Apart from the pictures, every part of the records below gets retyped exactly.

> **Task material**
____________

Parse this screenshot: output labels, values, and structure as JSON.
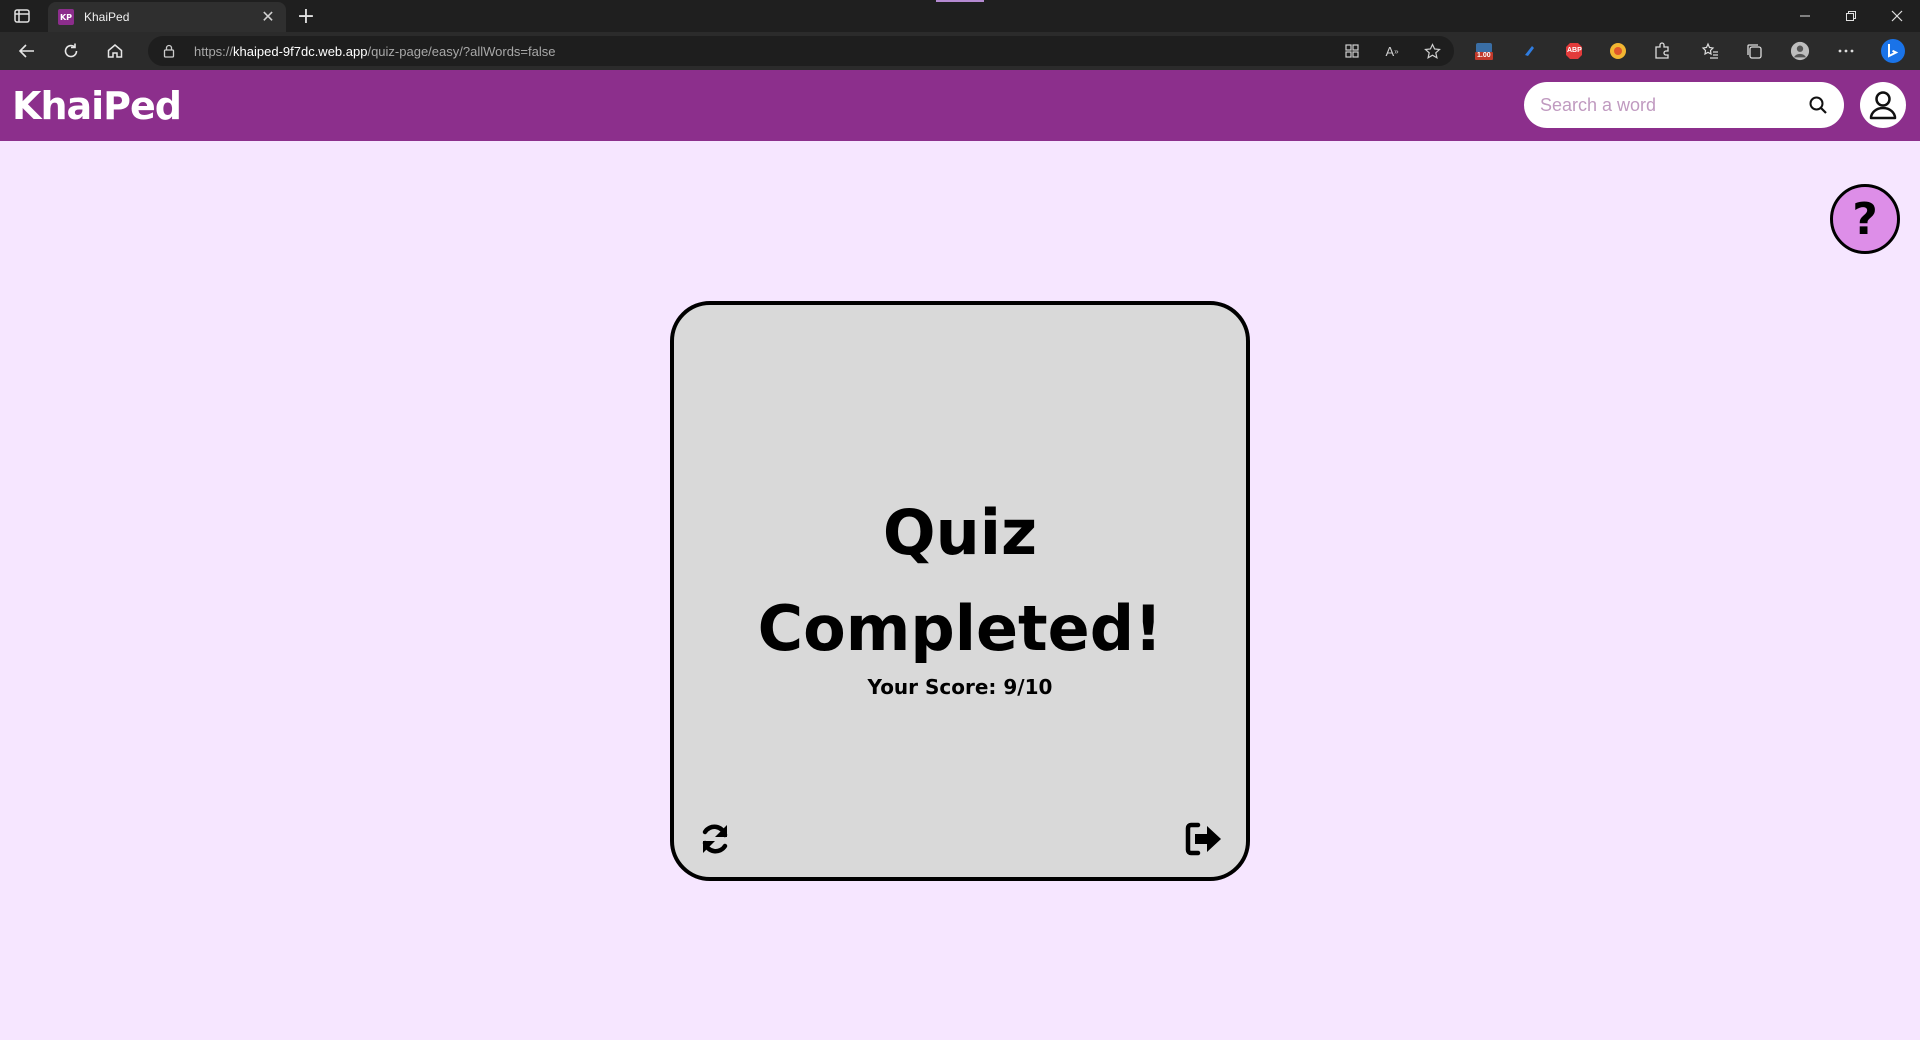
{
  "browser": {
    "tab_title": "KhaiPed",
    "tab_favicon_text": "KP",
    "url_scheme": "https://",
    "url_host": "khaiped-9f7dc.web.app",
    "url_path": "/quiz-page/easy/?allWords=false",
    "extension_badge": "1.00",
    "extension_abp": "ABP"
  },
  "header": {
    "logo": "KhaiPed",
    "search_placeholder": "Search a word"
  },
  "help": {
    "label": "?"
  },
  "quiz": {
    "title": "Quiz Completed!",
    "score_text": "Your Score: 9/10"
  },
  "colors": {
    "header_bg": "#8c2f8c",
    "page_bg": "#f6e6ff",
    "card_bg": "#d9d9d9",
    "help_bg": "#dd8ee8"
  }
}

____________

> **Task answer**
Parse this screenshot: output labels, values, and structure as JSON.
{
  "browser": {
    "tab_title": "KhaiPed",
    "tab_favicon_text": "KP",
    "url_scheme": "https://",
    "url_host": "khaiped-9f7dc.web.app",
    "url_path": "/quiz-page/easy/?allWords=false",
    "extension_badge": "1.00",
    "extension_abp": "ABP"
  },
  "header": {
    "logo": "KhaiPed",
    "search_placeholder": "Search a word"
  },
  "help": {
    "label": "?"
  },
  "quiz": {
    "title": "Quiz Completed!",
    "score_text": "Your Score: 9/10"
  },
  "colors": {
    "header_bg": "#8c2f8c",
    "page_bg": "#f6e6ff",
    "card_bg": "#d9d9d9",
    "help_bg": "#dd8ee8"
  }
}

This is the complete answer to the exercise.